DESCRIPTION OF THE TASK =>
With no addition or omission, return the entries below.

Collected data entries
——————

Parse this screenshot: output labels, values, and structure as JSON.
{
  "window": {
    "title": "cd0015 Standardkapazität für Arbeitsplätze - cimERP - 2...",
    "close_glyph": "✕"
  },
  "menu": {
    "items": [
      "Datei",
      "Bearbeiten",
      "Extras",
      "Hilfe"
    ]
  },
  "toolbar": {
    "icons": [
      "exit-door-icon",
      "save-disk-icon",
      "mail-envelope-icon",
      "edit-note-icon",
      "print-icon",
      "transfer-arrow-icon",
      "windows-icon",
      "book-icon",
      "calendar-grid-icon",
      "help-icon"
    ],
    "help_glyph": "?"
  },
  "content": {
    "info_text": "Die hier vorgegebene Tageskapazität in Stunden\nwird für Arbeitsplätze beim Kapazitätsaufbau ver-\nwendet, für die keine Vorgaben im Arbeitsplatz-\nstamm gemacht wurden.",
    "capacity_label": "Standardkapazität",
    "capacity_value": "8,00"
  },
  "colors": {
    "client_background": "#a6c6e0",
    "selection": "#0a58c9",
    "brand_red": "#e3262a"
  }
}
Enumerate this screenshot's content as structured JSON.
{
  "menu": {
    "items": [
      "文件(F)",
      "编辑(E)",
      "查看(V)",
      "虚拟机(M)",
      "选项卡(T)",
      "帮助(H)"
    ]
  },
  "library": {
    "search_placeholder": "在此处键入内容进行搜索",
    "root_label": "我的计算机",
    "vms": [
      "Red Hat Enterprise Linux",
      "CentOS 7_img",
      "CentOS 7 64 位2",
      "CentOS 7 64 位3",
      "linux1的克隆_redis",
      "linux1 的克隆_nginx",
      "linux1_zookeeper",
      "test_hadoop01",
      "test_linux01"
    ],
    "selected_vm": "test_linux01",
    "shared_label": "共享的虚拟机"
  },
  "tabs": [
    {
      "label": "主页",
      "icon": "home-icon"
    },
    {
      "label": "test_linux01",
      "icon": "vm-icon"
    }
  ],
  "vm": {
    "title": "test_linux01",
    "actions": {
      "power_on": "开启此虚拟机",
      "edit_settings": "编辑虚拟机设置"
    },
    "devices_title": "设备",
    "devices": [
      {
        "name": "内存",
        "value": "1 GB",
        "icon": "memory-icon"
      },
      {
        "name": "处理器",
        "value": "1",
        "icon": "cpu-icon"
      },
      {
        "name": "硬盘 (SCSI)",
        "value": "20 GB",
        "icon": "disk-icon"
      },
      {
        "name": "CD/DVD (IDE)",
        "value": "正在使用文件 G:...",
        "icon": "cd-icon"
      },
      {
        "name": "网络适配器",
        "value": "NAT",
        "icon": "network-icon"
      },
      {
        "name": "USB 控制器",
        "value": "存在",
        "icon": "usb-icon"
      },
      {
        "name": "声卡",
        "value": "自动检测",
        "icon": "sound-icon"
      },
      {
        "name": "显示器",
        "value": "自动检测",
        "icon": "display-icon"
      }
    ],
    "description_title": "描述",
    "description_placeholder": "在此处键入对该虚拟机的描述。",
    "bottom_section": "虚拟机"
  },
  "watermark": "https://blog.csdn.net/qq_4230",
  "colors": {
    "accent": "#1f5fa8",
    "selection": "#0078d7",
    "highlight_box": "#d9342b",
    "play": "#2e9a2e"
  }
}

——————

EXERCISE SOLUTION =>
Parse this screenshot: output labels, values, and structure as JSON.
{
  "window": {
    "title": "cd0015 Standardkapazität für Arbeitsplätze - cimERP - 2...",
    "close_glyph": "✕"
  },
  "menu": {
    "items": [
      "Datei",
      "Bearbeiten",
      "Extras",
      "Hilfe"
    ]
  },
  "toolbar": {
    "icons": [
      "exit-door-icon",
      "save-disk-icon",
      "mail-envelope-icon",
      "edit-note-icon",
      "print-icon",
      "transfer-arrow-icon",
      "windows-icon",
      "book-icon",
      "calendar-grid-icon",
      "help-icon"
    ],
    "help_glyph": "?"
  },
  "content": {
    "info_text": "Die hier vorgegebene Tageskapazität in Stunden\nwird für Arbeitsplätze beim Kapazitätsaufbau ver-\nwendet, für die keine Vorgaben im Arbeitsplatz-\nstamm gemacht wurden.",
    "capacity_label": "Standardkapazität",
    "capacity_value": "8,00"
  },
  "colors": {
    "client_background": "#a6c6e0",
    "selection": "#0a58c9",
    "brand_red": "#e3262a"
  }
}
Enumerate this screenshot's content as structured JSON.
{
  "menu": {
    "items": [
      "文件(F)",
      "编辑(E)",
      "查看(V)",
      "虚拟机(M)",
      "选项卡(T)",
      "帮助(H)"
    ]
  },
  "library": {
    "search_placeholder": "在此处键入内容进行搜索",
    "root_label": "我的计算机",
    "vms": [
      "Red Hat Enterprise Linux",
      "CentOS 7_img",
      "CentOS 7 64 位2",
      "CentOS 7 64 位3",
      "linux1的克隆_redis",
      "linux1 的克隆_nginx",
      "linux1_zookeeper",
      "test_hadoop01",
      "test_linux01"
    ],
    "selected_vm": "test_linux01",
    "shared_label": "共享的虚拟机"
  },
  "tabs": [
    {
      "label": "主页",
      "icon": "home-icon"
    },
    {
      "label": "test_linux01",
      "icon": "vm-icon"
    }
  ],
  "vm": {
    "title": "test_linux01",
    "actions": {
      "power_on": "开启此虚拟机",
      "edit_settings": "编辑虚拟机设置"
    },
    "devices_title": "设备",
    "devices": [
      {
        "name": "内存",
        "value": "1 GB",
        "icon": "memory-icon"
      },
      {
        "name": "处理器",
        "value": "1",
        "icon": "cpu-icon"
      },
      {
        "name": "硬盘 (SCSI)",
        "value": "20 GB",
        "icon": "disk-icon"
      },
      {
        "name": "CD/DVD (IDE)",
        "value": "正在使用文件 G:...",
        "icon": "cd-icon"
      },
      {
        "name": "网络适配器",
        "value": "NAT",
        "icon": "network-icon"
      },
      {
        "name": "USB 控制器",
        "value": "存在",
        "icon": "usb-icon"
      },
      {
        "name": "声卡",
        "value": "自动检测",
        "icon": "sound-icon"
      },
      {
        "name": "显示器",
        "value": "自动检测",
        "icon": "display-icon"
      }
    ],
    "description_title": "描述",
    "description_placeholder": "在此处键入对该虚拟机的描述。",
    "bottom_section": "虚拟机"
  },
  "watermark": "https://blog.csdn.net/qq_4230",
  "colors": {
    "accent": "#1f5fa8",
    "selection": "#0078d7",
    "highlight_box": "#d9342b",
    "play": "#2e9a2e"
  }
}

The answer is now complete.